» INFORMATION SHOWN
[Start of section]

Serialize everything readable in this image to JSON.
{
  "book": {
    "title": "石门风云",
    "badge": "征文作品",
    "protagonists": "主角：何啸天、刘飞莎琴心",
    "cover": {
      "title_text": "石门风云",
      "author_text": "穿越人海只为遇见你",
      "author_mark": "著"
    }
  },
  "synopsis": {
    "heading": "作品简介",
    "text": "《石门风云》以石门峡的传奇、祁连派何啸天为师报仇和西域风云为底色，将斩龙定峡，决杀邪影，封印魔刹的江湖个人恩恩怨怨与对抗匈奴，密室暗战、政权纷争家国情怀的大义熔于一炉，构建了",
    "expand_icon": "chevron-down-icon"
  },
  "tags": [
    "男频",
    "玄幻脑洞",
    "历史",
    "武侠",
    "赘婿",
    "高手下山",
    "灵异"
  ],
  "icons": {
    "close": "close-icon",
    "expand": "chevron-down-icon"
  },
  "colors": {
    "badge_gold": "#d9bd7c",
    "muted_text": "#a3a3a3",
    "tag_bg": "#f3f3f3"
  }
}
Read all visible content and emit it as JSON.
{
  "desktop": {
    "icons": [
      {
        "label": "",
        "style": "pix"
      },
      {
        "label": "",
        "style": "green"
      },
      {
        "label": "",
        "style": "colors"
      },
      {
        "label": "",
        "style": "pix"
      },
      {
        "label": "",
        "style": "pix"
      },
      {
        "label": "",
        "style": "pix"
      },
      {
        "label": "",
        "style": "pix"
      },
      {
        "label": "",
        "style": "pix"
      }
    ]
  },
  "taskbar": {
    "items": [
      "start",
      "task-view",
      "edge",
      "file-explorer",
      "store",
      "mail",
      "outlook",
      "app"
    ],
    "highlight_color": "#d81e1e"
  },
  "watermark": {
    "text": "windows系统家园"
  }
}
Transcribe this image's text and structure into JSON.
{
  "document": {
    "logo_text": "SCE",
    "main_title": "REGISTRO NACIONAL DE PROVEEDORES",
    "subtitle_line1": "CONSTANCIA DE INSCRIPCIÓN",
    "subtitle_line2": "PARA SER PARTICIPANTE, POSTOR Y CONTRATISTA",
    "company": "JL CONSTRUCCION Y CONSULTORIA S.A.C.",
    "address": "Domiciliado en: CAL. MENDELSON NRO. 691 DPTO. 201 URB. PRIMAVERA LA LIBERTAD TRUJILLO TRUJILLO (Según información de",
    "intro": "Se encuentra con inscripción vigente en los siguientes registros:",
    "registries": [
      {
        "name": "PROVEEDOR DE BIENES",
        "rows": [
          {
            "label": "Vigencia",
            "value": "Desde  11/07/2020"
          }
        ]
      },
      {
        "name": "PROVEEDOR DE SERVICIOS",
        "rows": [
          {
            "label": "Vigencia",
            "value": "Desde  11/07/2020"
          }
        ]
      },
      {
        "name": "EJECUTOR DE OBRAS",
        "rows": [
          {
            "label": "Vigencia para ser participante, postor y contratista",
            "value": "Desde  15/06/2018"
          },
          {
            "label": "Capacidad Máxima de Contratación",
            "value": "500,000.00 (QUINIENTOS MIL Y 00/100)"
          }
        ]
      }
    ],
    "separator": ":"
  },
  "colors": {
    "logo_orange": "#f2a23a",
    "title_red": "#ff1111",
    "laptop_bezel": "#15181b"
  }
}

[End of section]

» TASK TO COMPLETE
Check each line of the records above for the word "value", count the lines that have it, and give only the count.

» SOLUTION TO THIS EXERCISE
4